● **ASSIGNMENT**
Print out the full listing below, word for word.

● **INPUT**
((

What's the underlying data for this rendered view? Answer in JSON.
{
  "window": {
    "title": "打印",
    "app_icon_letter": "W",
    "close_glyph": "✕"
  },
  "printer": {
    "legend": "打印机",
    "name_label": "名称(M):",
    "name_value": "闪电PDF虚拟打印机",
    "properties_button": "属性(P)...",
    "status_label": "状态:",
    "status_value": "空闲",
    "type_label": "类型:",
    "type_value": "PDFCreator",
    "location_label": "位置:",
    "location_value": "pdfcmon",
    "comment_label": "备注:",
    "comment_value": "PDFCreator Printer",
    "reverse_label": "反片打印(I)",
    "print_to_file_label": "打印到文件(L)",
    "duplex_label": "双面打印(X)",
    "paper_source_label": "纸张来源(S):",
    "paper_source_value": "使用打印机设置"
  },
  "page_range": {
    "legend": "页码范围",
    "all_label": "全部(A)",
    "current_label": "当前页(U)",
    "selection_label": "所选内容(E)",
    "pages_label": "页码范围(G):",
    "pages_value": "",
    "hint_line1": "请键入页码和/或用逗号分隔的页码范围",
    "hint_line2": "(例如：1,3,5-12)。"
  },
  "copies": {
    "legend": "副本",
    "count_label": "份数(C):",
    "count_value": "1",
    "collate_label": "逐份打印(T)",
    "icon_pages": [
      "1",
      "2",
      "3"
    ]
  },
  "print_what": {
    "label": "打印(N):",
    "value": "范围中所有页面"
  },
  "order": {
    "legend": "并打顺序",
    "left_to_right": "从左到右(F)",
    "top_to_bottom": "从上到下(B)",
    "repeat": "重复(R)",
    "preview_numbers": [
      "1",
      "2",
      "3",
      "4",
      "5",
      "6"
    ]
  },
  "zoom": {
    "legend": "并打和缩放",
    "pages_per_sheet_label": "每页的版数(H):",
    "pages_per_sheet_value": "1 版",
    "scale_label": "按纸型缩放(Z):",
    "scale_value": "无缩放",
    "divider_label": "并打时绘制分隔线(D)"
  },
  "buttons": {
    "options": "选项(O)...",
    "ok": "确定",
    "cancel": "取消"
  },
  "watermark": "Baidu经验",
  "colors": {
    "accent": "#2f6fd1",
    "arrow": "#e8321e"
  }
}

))

● **SOLUTION TO THE EXERCISE**
What's the underlying data for this rendered view? Answer in JSON.
{
  "window": {
    "title": "打印",
    "app_icon_letter": "W",
    "close_glyph": "✕"
  },
  "printer": {
    "legend": "打印机",
    "name_label": "名称(M):",
    "name_value": "闪电PDF虚拟打印机",
    "properties_button": "属性(P)...",
    "status_label": "状态:",
    "status_value": "空闲",
    "type_label": "类型:",
    "type_value": "PDFCreator",
    "location_label": "位置:",
    "location_value": "pdfcmon",
    "comment_label": "备注:",
    "comment_value": "PDFCreator Printer",
    "reverse_label": "反片打印(I)",
    "print_to_file_label": "打印到文件(L)",
    "duplex_label": "双面打印(X)",
    "paper_source_label": "纸张来源(S):",
    "paper_source_value": "使用打印机设置"
  },
  "page_range": {
    "legend": "页码范围",
    "all_label": "全部(A)",
    "current_label": "当前页(U)",
    "selection_label": "所选内容(E)",
    "pages_label": "页码范围(G):",
    "pages_value": "",
    "hint_line1": "请键入页码和/或用逗号分隔的页码范围",
    "hint_line2": "(例如：1,3,5-12)。"
  },
  "copies": {
    "legend": "副本",
    "count_label": "份数(C):",
    "count_value": "1",
    "collate_label": "逐份打印(T)",
    "icon_pages": [
      "1",
      "2",
      "3"
    ]
  },
  "print_what": {
    "label": "打印(N):",
    "value": "范围中所有页面"
  },
  "order": {
    "legend": "并打顺序",
    "left_to_right": "从左到右(F)",
    "top_to_bottom": "从上到下(B)",
    "repeat": "重复(R)",
    "preview_numbers": [
      "1",
      "2",
      "3",
      "4",
      "5",
      "6"
    ]
  },
  "zoom": {
    "legend": "并打和缩放",
    "pages_per_sheet_label": "每页的版数(H):",
    "pages_per_sheet_value": "1 版",
    "scale_label": "按纸型缩放(Z):",
    "scale_value": "无缩放",
    "divider_label": "并打时绘制分隔线(D)"
  },
  "buttons": {
    "options": "选项(O)...",
    "ok": "确定",
    "cancel": "取消"
  },
  "watermark": "Baidu经验",
  "colors": {
    "accent": "#2f6fd1",
    "arrow": "#e8321e"
  }
}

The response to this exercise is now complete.